Van Herpen collaborated with Neri Oxman from the Massachusetts Institute of Technology (MIT) to make the pieces, which combined hard and soft materials, something that’s tricky enough to do with “regular” materials, but way harder when you’re talking about the stuff used by 3D printers.
Van Herpen has created 3D fashion before, but this award really makes people sit up and pay attention to her body of work. Designers are taking notice, and so should you.
“I feel it’s important that fashion can be about much more than consumerism, but also about new beginnings and self-expression,” said Van Herpen in a press release. “I find the process of 3D printing fascinating because I believe it will only be a matter of time before we see the clothing we wear today produced with this technology.”
Fashion’s future is changing. We’re moving away from brick-and-mortar stores to online shopping and we’re seeing people innovate in this space in all sorts of ways. From Google Hangouts where fashion designers speak straight to you to designers who make clothes that change color based on your mood (yes, a real thing), this area is constantly evolving.

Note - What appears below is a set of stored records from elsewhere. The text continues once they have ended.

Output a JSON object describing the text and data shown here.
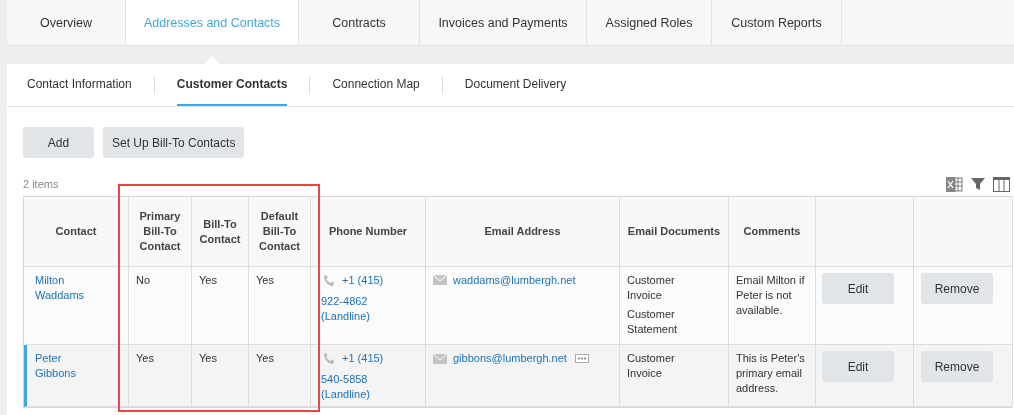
{
  "tabs": [
    {
      "label": "Overview",
      "selected": false
    },
    {
      "label": "Addresses and Contacts",
      "selected": true
    },
    {
      "label": "Contracts",
      "selected": false
    },
    {
      "label": "Invoices and Payments",
      "selected": false
    },
    {
      "label": "Assigned Roles",
      "selected": false
    },
    {
      "label": "Custom Reports",
      "selected": false
    }
  ],
  "subtabs": [
    {
      "label": "Contact Information",
      "selected": false
    },
    {
      "label": "Customer Contacts",
      "selected": true
    },
    {
      "label": "Connection Map",
      "selected": false
    },
    {
      "label": "Document Delivery",
      "selected": false
    }
  ],
  "buttons": [
    "Add",
    "Set Up Bill-To Contacts"
  ],
  "item_count": "2 items",
  "table": {
    "columns": [
      {
        "label": "Contact",
        "highlighted": false
      },
      {
        "label": "Primary Bill-To Contact",
        "highlighted": true
      },
      {
        "label": "Bill-To Contact",
        "highlighted": true
      },
      {
        "label": "Default Bill-To Contact",
        "highlighted": true
      },
      {
        "label": "Phone Number",
        "highlighted": false
      },
      {
        "label": "Email Address",
        "highlighted": false
      },
      {
        "label": "Email Documents",
        "highlighted": false
      },
      {
        "label": "Comments",
        "highlighted": false
      }
    ],
    "rows": [
      {
        "selected": false,
        "contact": "Milton Waddams",
        "primary": "No",
        "bill_to": "Yes",
        "default": "Yes",
        "phone_1": "+1 (415)",
        "phone_2": "922-4862 (Landline)",
        "email": "waddams@lumbergh.net",
        "more": false,
        "documents": [
          "Customer Invoice",
          "Customer Statement"
        ],
        "comments": "Email Milton if Peter is not available.",
        "actions": [
          "Edit",
          "Remove"
        ]
      },
      {
        "selected": true,
        "contact": "Peter Gibbons",
        "primary": "Yes",
        "bill_to": "Yes",
        "default": "Yes",
        "phone_1": "+1 (415)",
        "phone_2": "540-5858 (Landline)",
        "email": "gibbons@lumbergh.net",
        "more": true,
        "documents": [
          "Customer Invoice"
        ],
        "comments": "This is Peter's primary email address.",
        "actions": [
          "Edit",
          "Remove"
        ]
      }
    ]
  }
}
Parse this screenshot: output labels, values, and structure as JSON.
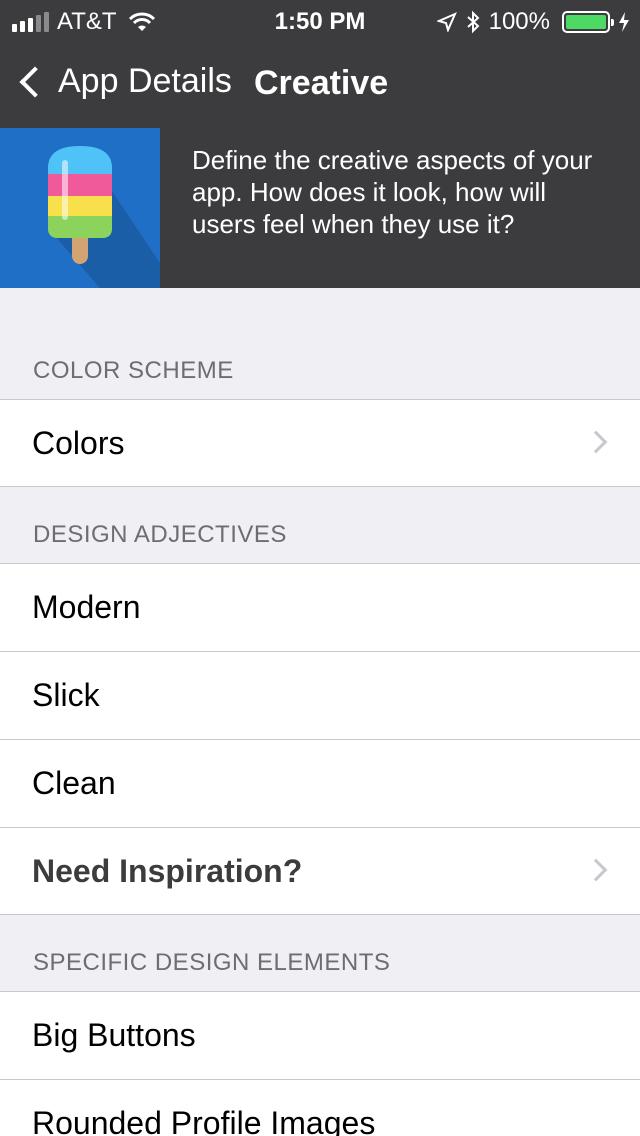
{
  "status_bar": {
    "carrier": "AT&T",
    "time": "1:50 PM",
    "battery": "100%",
    "battery_level": 1.0,
    "battery_color": "#4cd964"
  },
  "nav": {
    "back_label": "App Details",
    "title": "Creative",
    "background": "#3c3c3e"
  },
  "banner": {
    "text": "Define the creative aspects of your app. How does it look, how will users feel when they use it?",
    "image_icon": "popsicle-icon"
  },
  "sections": [
    {
      "header": "COLOR SCHEME",
      "rows": [
        {
          "label": "Colors",
          "chevron": true
        }
      ]
    },
    {
      "header": "DESIGN ADJECTIVES",
      "rows": [
        {
          "label": "Modern"
        },
        {
          "label": "Slick"
        },
        {
          "label": "Clean"
        },
        {
          "label": "Need Inspiration?",
          "chevron": true
        }
      ]
    },
    {
      "header": "SPECIFIC DESIGN ELEMENTS",
      "rows": [
        {
          "label": "Big Buttons"
        },
        {
          "label": "Rounded Profile Images"
        }
      ]
    }
  ]
}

3D printing takes all the elements of fashion that you know; color, material, shape, and puts it together to make something tangible. For now, it’s about buying what other people have made, but in the future, you might be looking to print out your own dress at home. Sure, that’s a little simplistic, but this technology could really change the way you dress.